He was a great supporter of the ophthalmological section of the Royal Society of Medicine and became its president, as he did of the Southern Ophthalmological Society. He was a member of the General Optical Council until 1997. He had the distinction of being deputy master of the Oxford Congress, one of the longest running gatherings of ophthalmic surgeons.

Sir Patrick was a popular and inspirational teacher who co-authored, with Roger Coakes, the highly-regarded textbook An outline of ophthalmology (Bristol, Wright) written for undergraduates and trainees. First published in 1985, it went into two editions. A former trainee made this tribute to his former teacher: "It was an enormous pleasure to work under the guidance of Sir Patrick and many have been the times since then that I have recounted the highlights of those ophthalmological experiences to my friends and colleagues. His waspish wit was always tempered by, and enthused with, kindness, and the combination was utterly delightful and amusing."

Although he contributed chapters to two books and produced a small number of papers, he never published a great deal, but as one of the trustees of the Lady Allerton Fund he was instrumental in funding the first clinical trial of the diode laser and supported the early work in the UK of optical coherence tomography.

One of his great strengths and skills was in the oft-neglected field of medico-legal work. He was a popular member of the Medical Defence Union (MDU), whose council he joined in 1977. A colleague, Tim ffytche, said: 'many is the time that his private consulting room would be filled with bulky tomes concerning professional misdemeanours for him to give an opinion on and help resolve. He represented ophthalmic interests in and out of court and his lectures to colleagues on the legal pitfalls that lay in wait for the unwary will be long remembered…'. After retiring from the MDU in 2003, Sir Patrick was made an honorary fellow.

In August 1946 Sir Patrick married Gillian Gratton Swallow, a nurse at Middlesex Hospital. They had three children of their happy marriage: Jonathan, a lawyer, Jane, a consultant anaesthetist, and Richard, who works in sales promotion and advertising.

Sir Patrick and Gill retired to West Runton, Norfolk, to spend more time together.
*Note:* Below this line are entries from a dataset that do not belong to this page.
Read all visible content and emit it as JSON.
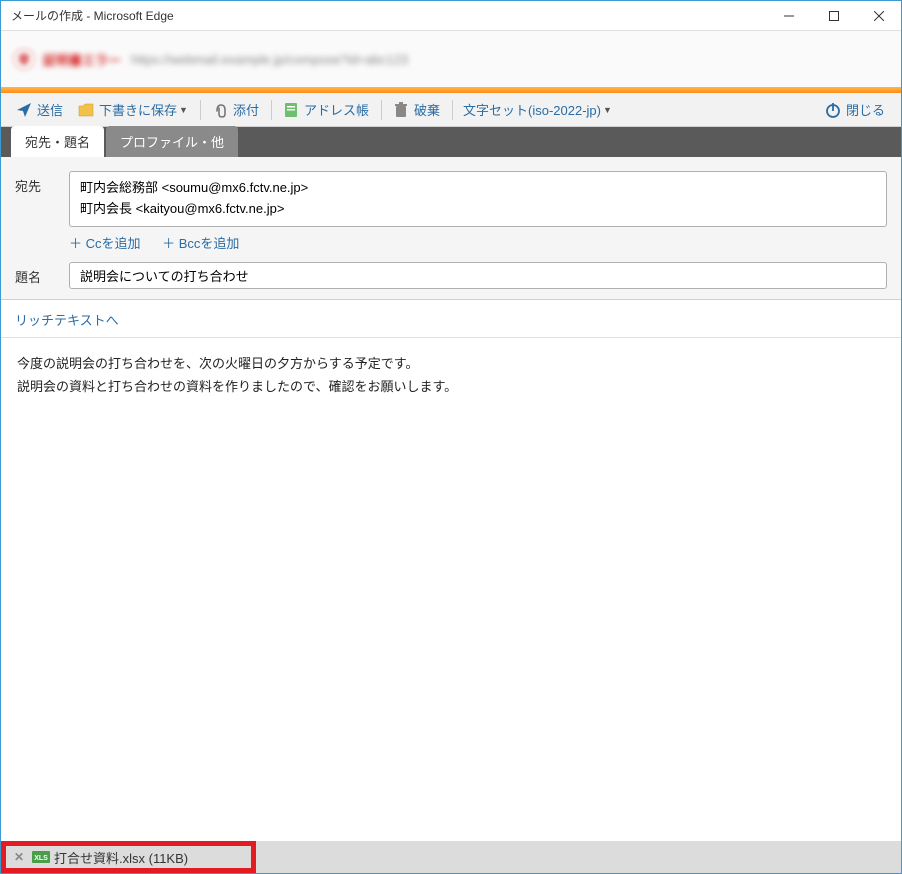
{
  "window": {
    "title": "メールの作成 - Microsoft Edge"
  },
  "banner": {
    "badge_icon": "shield-icon",
    "text1": "証明書エラー",
    "text2": "https://webmail.example.jp/compose?id=abc123"
  },
  "toolbar": {
    "send": "送信",
    "save_draft": "下書きに保存",
    "attach": "添付",
    "addressbook": "アドレス帳",
    "discard": "破棄",
    "charset_label": "文字セット(iso-2022-jp)",
    "close": "閉じる"
  },
  "tabs": [
    {
      "label": "宛先・題名",
      "active": true
    },
    {
      "label": "プロファイル・他",
      "active": false
    }
  ],
  "form": {
    "to_label": "宛先",
    "recipients": [
      "町内会総務部 <soumu@mx6.fctv.ne.jp>",
      "町内会長 <kaityou@mx6.fctv.ne.jp>"
    ],
    "add_cc": "＋ Ccを追加",
    "add_bcc": "＋ Bccを追加",
    "subject_label": "題名",
    "subject_value": "説明会についての打ち合わせ"
  },
  "richtext_link": "リッチテキストへ",
  "body_lines": [
    "今度の説明会の打ち合わせを、次の火曜日の夕方からする予定です。",
    "説明会の資料と打ち合わせの資料を作りましたので、確認をお願いします。"
  ],
  "attachment": {
    "filename": "打合せ資料.xlsx (11KB)"
  }
}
They were still able to travel to London for theatre, concerts and various functions, and were able to visit family in Australia. Sir Patrick had more time to read and pursue in particular his interest in history and his considerable talent in painting. He was able to tend their garden and enjoyed playing golf on many of Norfolk's windy golf courses. His beloved dog enjoyed the walks they were able to take together.

Sir Patrick John Holmes Sellors died in St Thomas' Hospital at the age of 76 on 30 September 2010. He had travelled to London for a celebratory lunch of the Medical Defence Union and was taken ill as he was surrounded by fellow doctors. Although treatment was very prompt, and initially seemed successful for an aortic dissection, he died some five days later in the intensive care unit, after a major stroke. He was survived by his wife of 49 years, and his three children and five grandchildren (Polly, Jack, Amelia, Oscar and Louis).

He is remembered by his friends, colleagues and patients for his courtesy, wisdom and as a staunch and amiable friend with a strong character, who did not always suffer fools gladly, but yet was an amusing raconteur.

N Alan Green

Sources used to compile this entry: [Eastern Daily Press 12 October 2010 - accessed 29 October 2014; ffytche, T. 'Sir Patrick Holmes Sellors' - accessed 29 October 2014; Lady Gill Sellors; Jane Sellors; Jonathan Sellors; Richard Sellors].

The Royal College of Surgeons of England